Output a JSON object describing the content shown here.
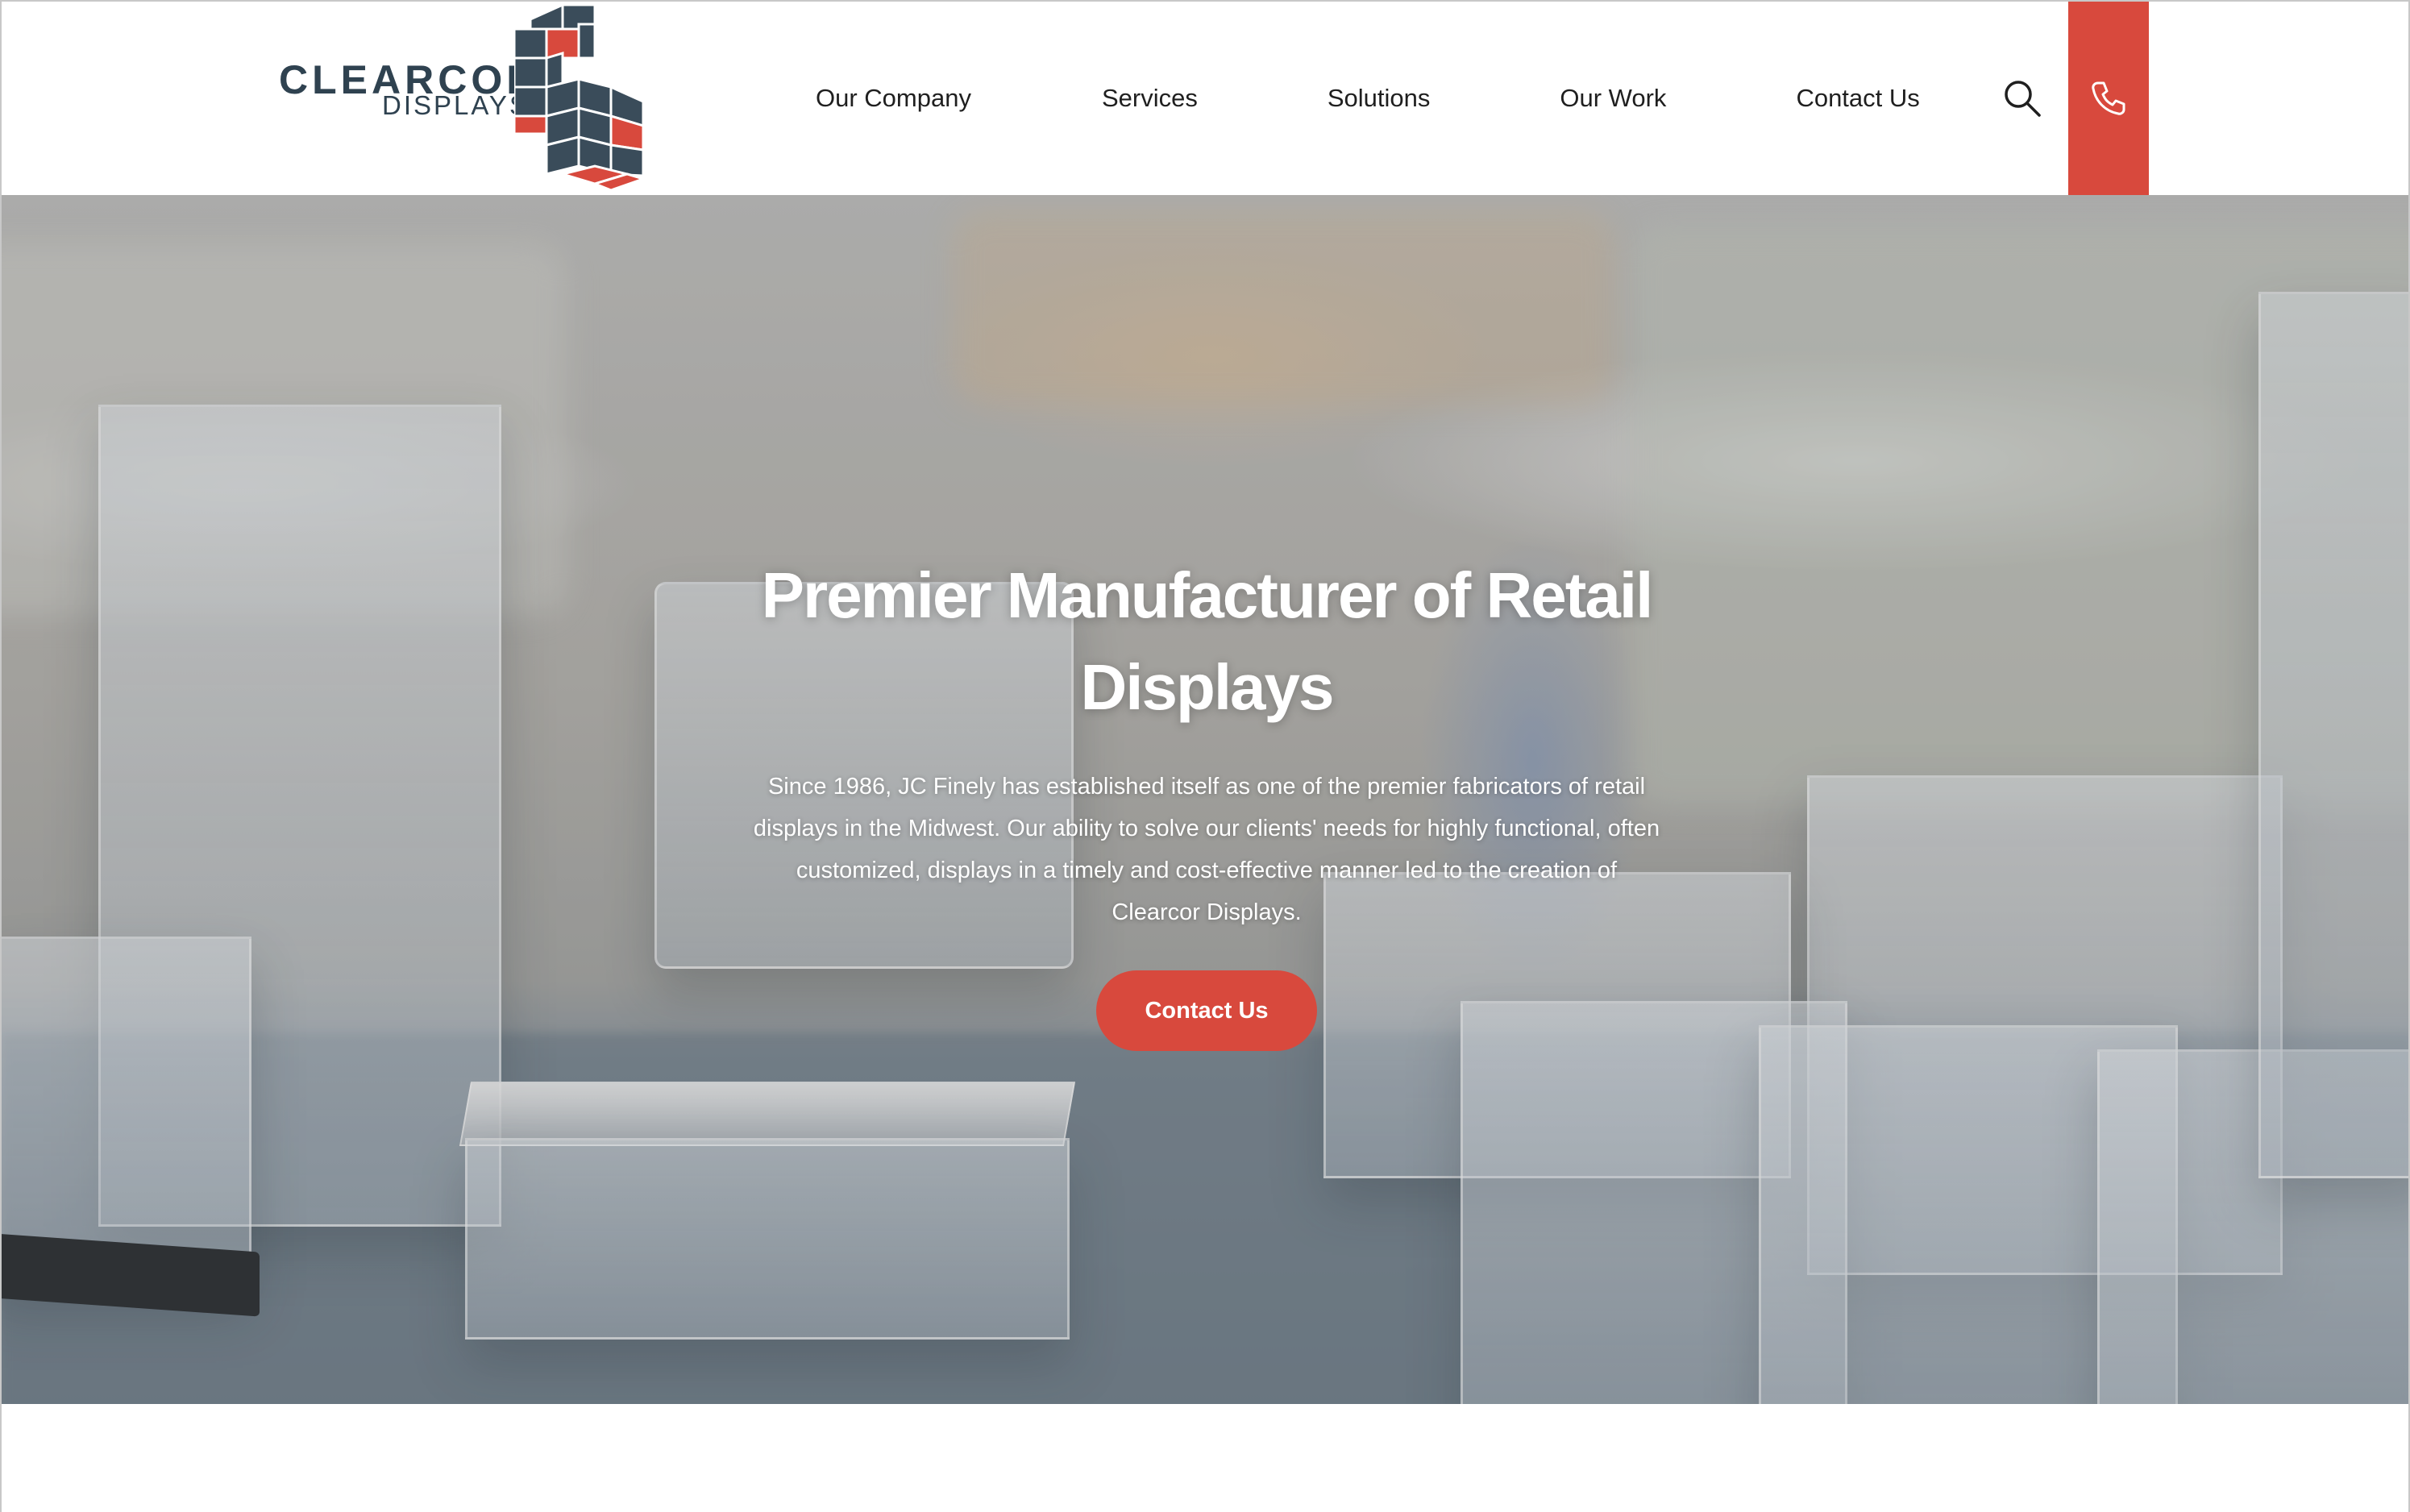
{
  "brand": {
    "line1": "CLEARCOR",
    "line2": "DISPLAYS",
    "colors": {
      "navy": "#2f4250",
      "red": "#d8493d"
    }
  },
  "nav": {
    "items": [
      {
        "label": "Our Company"
      },
      {
        "label": "Services"
      },
      {
        "label": "Solutions"
      },
      {
        "label": "Our Work"
      },
      {
        "label": "Contact Us"
      }
    ],
    "search_icon": "search-icon",
    "phone_icon": "phone-icon"
  },
  "hero": {
    "title": "Premier Manufacturer of Retail Displays",
    "text": "Since 1986, JC Finely has established itself as one of the premier fabricators of retail displays in the Midwest.  Our ability to solve our clients' needs for highly functional, often customized, displays in a timely and cost-effective manner led to the creation of Clearcor Displays.",
    "cta_label": "Contact Us",
    "accent": "#d8493d"
  }
}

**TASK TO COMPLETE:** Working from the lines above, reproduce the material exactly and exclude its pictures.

**EXERCISE RESULT:**
Output a JSON object describing the content shown here.
{
  "brand": {
    "line1": "CLEARCOR",
    "line2": "DISPLAYS",
    "colors": {
      "navy": "#2f4250",
      "red": "#d8493d"
    }
  },
  "nav": {
    "items": [
      {
        "label": "Our Company"
      },
      {
        "label": "Services"
      },
      {
        "label": "Solutions"
      },
      {
        "label": "Our Work"
      },
      {
        "label": "Contact Us"
      }
    ],
    "search_icon": "search-icon",
    "phone_icon": "phone-icon"
  },
  "hero": {
    "title": "Premier Manufacturer of Retail Displays",
    "text": "Since 1986, JC Finely has established itself as one of the premier fabricators of retail displays in the Midwest.  Our ability to solve our clients' needs for highly functional, often customized, displays in a timely and cost-effective manner led to the creation of Clearcor Displays.",
    "cta_label": "Contact Us",
    "accent": "#d8493d"
  }
}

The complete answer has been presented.